Josh Becker






[4AD; 1989]

It’s hard to believe that the Pixies’ first two full-length albums, Surfer Rosa and Doolittle, came out a little more than a year apart in the late-’80s. Working with a new producer in Gil Norton, 40K in recording budget brought in by a fat deal with Elektra Records, and a fair amount of attention following the relative underground success of Surfer Rosa, Doolittle was a success in every measurable way, charting highly in the UK and earning a pair of modern rock radio hits. Still, historical context doesn’t begin to explain how fresh the album still sounds more than 20 years after its release. “Debaser” burns with enough intensity to raise the dead as Black Francis recalls an surrealist film experience, the “uh huh uh” duet between Black and Kim Deal on “Tame” is the definition of tension, and “Here Comes Your Man” shows that the Pixies were a ‘60s pop group in another life. And, of course, there is “Hey,” among the sexiest songs ever written. Their loud-quiet-loud formula would be the foundation on which Nirvana would build their sound, and countless others to follow, but Pixies never made like they were doing anything innovative while they were around. They were, through and through, a college band from Massachusetts who disappeared before any backlash could ever form, with Doolittle serving as their crowing achievement.

Philip Cosores




The Smiths

The Queen Is Dead

[Rough Trade; 1986]

On the surface, it would seem unlikely that this would be the quintessential rock album of the 1980s, but it actually isn’t that weird. The audience for early alternative and “college” rock was, in a lot of cases, teens and young adults who were socially awkward, especially around girls. And while this has been one of the most commonly utilized subjects throughout the history of pop music, arguably nobody has portrayed it with more effectiveness and crushing accuracy than one Steven Patrick Morrissey. The Queen is Dead is Morrissey’s peak as a lyricist, including “Bigmouth Strikes Again,” “I Know It’s Over,” and especially “There is a Light That Never Goes Out.”

The Queen is Dead is also Johnny Marr’s high-water mark as a guitarist. Along with R.E.M., Marr’s style more or less laid the groundwork for indie mainstays today from the Shins to the Decemberists. The Smiths’ first two albums suffered either from an overabundance of filler tracks or a lack of cohesion in their sound. On The Queen is Dead, everything coalesced. There isn’t an ounce of fat in its 35 minutes, and even the tracks that aren’t towering classics (“Vicar in a Tutu,” “Some Girls are Bigger Than Others”) are fantastic.
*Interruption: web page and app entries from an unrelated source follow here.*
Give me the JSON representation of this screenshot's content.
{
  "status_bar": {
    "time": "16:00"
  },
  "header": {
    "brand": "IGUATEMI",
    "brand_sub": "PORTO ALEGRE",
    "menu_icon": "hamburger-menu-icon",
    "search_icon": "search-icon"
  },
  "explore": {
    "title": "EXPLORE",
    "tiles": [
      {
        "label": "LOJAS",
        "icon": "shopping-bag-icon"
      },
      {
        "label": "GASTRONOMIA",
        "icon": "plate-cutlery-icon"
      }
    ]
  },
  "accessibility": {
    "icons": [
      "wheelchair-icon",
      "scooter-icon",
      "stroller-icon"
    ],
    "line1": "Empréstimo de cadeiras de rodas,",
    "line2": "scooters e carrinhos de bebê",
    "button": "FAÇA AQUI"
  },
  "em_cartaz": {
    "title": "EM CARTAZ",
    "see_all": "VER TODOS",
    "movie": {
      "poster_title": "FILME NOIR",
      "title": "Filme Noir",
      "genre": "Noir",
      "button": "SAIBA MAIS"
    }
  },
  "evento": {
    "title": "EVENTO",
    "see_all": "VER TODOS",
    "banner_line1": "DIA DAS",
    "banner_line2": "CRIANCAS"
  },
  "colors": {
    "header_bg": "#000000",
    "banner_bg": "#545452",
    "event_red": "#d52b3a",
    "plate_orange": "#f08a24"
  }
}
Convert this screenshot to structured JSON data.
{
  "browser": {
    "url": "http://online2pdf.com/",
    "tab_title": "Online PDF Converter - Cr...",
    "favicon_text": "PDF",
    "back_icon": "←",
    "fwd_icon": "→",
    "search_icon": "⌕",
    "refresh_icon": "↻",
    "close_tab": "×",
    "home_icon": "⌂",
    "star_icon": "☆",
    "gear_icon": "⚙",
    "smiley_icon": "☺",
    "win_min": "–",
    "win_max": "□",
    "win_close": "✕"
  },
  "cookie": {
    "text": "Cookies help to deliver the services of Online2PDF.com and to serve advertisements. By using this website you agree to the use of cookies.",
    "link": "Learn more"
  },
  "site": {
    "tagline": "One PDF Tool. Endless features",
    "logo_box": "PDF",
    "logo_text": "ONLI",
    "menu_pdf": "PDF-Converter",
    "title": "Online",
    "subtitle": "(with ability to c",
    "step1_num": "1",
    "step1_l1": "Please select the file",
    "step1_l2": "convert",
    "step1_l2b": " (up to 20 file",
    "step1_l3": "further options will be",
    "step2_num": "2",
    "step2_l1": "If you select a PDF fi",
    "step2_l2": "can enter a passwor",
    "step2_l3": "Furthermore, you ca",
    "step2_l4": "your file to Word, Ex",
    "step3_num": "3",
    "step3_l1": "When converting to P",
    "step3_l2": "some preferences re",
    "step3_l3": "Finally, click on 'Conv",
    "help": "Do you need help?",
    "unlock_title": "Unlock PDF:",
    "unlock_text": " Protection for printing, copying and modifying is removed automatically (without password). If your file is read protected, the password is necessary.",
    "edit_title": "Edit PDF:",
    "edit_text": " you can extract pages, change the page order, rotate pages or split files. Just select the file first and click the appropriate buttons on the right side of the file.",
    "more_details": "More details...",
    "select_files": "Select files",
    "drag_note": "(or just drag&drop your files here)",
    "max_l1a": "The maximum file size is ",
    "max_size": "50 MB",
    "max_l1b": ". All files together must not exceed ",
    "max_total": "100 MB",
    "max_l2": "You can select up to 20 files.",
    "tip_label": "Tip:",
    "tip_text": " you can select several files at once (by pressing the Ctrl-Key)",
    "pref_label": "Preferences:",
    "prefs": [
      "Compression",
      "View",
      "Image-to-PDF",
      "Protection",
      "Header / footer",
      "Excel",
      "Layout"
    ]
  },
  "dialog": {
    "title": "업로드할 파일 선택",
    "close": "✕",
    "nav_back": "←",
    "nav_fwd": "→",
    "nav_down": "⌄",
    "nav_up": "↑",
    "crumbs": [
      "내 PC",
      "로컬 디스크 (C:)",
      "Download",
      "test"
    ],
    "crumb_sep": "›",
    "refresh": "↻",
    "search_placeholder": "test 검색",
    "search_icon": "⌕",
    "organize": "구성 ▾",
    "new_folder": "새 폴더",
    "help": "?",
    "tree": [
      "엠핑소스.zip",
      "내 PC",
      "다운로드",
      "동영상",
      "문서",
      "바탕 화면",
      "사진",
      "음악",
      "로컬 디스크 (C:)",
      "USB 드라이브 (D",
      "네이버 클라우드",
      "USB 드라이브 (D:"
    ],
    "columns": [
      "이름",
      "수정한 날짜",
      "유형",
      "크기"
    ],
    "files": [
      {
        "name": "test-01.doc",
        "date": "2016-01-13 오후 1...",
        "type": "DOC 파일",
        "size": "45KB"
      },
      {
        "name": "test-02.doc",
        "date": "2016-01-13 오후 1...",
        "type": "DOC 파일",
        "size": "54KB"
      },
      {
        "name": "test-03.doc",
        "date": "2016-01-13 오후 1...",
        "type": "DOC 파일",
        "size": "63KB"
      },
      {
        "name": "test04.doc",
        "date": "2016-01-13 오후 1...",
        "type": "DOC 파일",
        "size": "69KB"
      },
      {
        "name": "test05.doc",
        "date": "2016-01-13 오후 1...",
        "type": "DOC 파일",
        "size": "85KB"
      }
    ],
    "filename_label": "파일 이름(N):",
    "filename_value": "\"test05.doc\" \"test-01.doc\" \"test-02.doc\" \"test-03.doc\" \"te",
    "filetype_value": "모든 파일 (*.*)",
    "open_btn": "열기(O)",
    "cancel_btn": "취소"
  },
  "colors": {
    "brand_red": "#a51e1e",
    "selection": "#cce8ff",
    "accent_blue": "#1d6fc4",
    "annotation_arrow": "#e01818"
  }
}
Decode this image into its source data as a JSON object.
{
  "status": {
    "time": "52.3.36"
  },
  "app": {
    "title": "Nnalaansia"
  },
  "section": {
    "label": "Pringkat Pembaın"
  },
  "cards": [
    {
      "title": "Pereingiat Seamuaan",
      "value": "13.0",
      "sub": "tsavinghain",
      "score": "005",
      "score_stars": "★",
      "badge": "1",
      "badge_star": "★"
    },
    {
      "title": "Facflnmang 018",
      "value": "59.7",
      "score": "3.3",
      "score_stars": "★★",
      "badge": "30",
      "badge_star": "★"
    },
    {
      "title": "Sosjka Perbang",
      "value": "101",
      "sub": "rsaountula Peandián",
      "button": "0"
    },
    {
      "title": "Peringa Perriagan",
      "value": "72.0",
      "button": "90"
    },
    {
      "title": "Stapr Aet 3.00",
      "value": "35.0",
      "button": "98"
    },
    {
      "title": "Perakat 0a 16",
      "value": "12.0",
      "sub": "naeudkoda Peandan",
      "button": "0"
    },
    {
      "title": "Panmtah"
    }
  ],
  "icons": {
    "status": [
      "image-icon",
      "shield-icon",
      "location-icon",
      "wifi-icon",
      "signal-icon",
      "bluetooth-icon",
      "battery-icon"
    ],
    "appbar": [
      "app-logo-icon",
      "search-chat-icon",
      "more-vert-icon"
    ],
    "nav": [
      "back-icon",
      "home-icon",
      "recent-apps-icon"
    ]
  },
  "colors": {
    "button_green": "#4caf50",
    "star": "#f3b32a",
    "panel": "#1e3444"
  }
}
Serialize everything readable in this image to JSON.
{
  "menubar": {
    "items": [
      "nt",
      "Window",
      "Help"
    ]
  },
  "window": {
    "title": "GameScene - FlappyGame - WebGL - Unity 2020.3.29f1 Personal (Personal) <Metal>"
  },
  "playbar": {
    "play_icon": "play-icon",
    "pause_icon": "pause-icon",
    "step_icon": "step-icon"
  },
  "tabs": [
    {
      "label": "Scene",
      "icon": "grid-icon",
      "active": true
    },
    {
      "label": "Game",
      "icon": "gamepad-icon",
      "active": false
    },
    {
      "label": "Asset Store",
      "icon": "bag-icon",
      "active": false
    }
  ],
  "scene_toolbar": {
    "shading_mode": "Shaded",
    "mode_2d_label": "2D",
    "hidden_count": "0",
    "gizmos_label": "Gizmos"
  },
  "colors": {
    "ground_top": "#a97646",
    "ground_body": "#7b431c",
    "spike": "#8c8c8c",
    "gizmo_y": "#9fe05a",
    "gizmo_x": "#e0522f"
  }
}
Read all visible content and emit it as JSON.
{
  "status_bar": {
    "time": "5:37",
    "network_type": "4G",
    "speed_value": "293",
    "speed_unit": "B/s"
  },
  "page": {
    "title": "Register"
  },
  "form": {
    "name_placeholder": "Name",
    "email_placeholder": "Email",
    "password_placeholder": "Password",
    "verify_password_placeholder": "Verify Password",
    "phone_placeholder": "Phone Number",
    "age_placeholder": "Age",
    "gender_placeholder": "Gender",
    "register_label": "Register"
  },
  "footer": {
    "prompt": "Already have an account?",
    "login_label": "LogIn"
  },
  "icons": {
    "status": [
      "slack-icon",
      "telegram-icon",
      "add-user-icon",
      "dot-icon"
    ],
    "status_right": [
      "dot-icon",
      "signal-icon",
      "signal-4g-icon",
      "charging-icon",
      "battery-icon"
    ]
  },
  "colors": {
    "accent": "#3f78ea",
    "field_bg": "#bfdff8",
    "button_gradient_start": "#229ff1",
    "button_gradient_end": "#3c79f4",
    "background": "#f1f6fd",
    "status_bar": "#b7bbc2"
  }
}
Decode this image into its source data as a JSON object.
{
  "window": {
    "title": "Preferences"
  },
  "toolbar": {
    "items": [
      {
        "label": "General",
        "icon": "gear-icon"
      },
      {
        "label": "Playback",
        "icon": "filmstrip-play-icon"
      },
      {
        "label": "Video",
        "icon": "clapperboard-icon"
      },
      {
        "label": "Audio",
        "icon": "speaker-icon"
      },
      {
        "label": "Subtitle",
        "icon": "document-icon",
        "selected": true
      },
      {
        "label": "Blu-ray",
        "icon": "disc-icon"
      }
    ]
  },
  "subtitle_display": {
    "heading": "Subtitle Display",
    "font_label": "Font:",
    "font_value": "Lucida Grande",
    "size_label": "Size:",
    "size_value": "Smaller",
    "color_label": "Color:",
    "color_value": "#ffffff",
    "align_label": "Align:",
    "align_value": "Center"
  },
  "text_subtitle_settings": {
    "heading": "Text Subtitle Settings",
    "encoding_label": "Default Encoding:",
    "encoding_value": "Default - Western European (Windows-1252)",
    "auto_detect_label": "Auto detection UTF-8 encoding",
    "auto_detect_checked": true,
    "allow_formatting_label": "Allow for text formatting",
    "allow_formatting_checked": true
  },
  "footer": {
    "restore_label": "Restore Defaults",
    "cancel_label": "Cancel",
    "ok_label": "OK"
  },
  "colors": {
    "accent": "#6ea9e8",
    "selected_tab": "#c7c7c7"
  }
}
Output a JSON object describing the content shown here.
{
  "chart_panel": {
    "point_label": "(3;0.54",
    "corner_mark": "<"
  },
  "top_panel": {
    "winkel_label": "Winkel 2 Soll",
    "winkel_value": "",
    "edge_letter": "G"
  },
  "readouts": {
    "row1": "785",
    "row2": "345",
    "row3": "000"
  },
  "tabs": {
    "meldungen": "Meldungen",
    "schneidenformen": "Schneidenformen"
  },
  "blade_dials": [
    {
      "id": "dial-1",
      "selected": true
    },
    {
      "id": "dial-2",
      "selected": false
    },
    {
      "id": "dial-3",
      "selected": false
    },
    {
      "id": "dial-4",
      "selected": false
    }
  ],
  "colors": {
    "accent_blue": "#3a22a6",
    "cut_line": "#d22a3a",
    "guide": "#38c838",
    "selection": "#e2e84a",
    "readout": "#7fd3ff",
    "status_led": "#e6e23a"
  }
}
Morrissey would have some high points in his solo career, but neither he nor Marr would ever come close to topping this. However, when so few other people have, it’s hard to hold that against them.

Sean Highkin